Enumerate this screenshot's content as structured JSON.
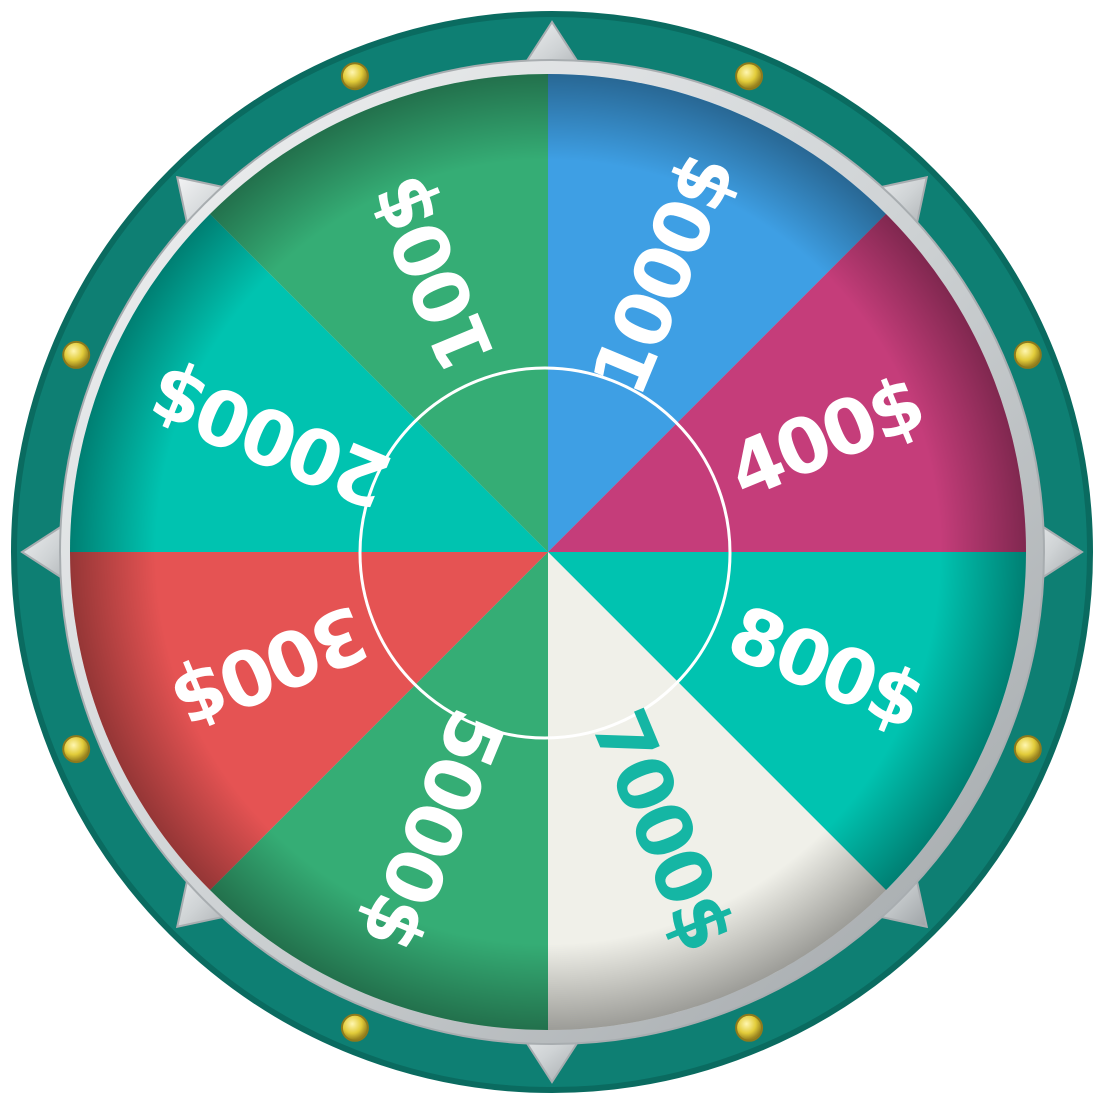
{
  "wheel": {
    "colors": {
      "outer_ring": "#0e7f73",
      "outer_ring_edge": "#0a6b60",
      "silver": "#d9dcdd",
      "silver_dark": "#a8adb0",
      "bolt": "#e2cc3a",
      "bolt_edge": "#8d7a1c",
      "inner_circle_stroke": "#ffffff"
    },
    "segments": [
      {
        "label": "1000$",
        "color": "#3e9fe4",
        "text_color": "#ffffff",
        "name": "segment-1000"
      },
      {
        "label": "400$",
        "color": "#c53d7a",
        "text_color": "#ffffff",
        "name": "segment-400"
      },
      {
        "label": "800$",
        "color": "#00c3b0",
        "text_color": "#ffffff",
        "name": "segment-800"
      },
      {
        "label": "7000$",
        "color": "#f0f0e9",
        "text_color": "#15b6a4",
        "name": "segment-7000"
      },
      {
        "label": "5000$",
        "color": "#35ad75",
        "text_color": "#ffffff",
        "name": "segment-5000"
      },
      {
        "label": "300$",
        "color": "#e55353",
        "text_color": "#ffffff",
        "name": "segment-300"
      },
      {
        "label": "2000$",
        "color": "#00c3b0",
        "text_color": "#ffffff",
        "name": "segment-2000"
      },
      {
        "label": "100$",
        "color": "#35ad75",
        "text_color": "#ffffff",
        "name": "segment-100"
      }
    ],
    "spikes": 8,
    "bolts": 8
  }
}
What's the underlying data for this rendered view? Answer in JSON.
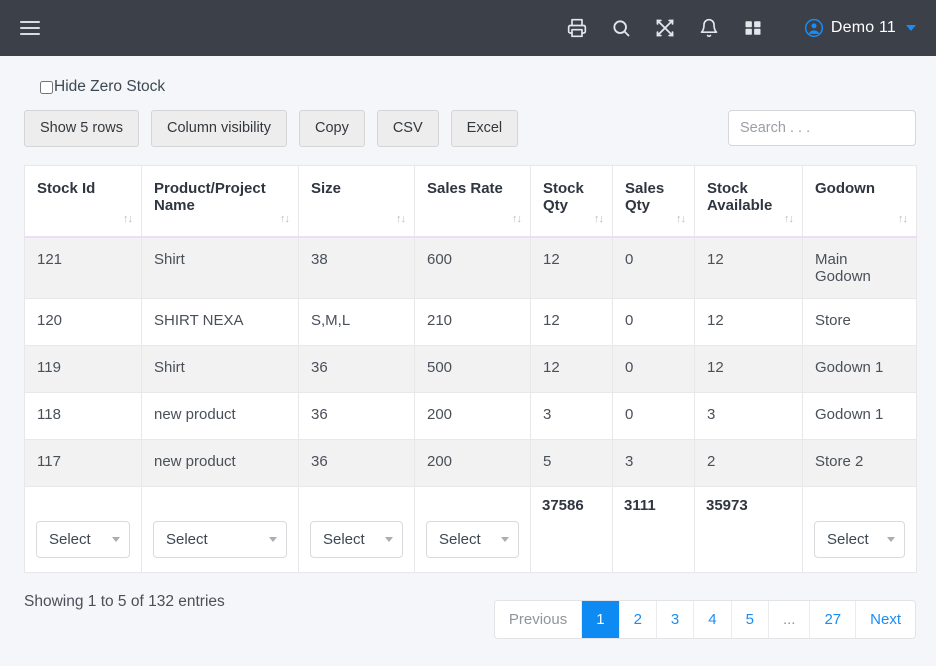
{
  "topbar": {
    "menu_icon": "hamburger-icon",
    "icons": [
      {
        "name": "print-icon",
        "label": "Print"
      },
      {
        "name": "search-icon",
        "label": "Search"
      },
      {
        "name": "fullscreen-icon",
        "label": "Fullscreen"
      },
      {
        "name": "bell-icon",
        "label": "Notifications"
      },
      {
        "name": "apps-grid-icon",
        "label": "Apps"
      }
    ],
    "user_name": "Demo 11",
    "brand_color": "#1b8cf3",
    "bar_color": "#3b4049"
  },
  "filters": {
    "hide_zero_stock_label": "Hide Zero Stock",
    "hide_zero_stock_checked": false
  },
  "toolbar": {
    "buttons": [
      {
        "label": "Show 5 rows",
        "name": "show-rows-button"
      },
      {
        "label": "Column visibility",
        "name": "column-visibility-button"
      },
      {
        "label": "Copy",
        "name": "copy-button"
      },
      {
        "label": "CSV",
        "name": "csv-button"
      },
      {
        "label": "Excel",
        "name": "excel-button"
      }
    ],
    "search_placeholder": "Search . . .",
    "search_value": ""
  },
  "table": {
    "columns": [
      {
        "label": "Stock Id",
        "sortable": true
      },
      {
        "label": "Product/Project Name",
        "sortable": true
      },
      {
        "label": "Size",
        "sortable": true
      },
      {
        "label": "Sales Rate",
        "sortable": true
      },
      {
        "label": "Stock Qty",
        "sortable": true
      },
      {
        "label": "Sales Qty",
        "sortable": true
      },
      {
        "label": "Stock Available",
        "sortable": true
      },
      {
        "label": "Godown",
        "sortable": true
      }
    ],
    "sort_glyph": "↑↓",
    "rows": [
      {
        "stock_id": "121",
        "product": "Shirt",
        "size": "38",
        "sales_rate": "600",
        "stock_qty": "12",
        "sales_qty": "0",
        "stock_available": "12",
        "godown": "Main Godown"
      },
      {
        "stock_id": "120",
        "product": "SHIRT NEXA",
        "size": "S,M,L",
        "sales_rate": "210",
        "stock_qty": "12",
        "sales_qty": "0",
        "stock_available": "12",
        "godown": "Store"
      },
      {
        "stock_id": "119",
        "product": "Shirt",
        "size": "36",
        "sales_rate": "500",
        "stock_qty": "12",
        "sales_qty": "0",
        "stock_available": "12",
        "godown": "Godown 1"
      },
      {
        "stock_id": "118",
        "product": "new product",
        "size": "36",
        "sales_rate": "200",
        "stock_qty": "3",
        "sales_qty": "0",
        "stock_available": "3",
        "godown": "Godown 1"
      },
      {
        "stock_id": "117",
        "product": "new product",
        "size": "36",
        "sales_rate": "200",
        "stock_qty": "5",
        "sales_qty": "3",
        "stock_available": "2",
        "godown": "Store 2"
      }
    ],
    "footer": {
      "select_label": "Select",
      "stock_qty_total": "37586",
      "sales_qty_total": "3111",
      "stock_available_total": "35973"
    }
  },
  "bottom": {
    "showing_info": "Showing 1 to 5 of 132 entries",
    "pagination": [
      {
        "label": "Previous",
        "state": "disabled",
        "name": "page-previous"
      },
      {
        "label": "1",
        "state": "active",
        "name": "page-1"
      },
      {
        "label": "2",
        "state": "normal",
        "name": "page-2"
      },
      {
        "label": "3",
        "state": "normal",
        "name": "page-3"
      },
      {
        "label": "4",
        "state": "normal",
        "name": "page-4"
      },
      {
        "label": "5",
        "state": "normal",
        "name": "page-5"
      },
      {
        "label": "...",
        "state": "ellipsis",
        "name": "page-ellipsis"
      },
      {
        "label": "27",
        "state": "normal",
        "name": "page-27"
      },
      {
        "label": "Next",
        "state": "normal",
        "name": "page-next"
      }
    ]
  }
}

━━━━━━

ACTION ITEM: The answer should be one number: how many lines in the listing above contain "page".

RESPONSE TO THE EXERCISE: 9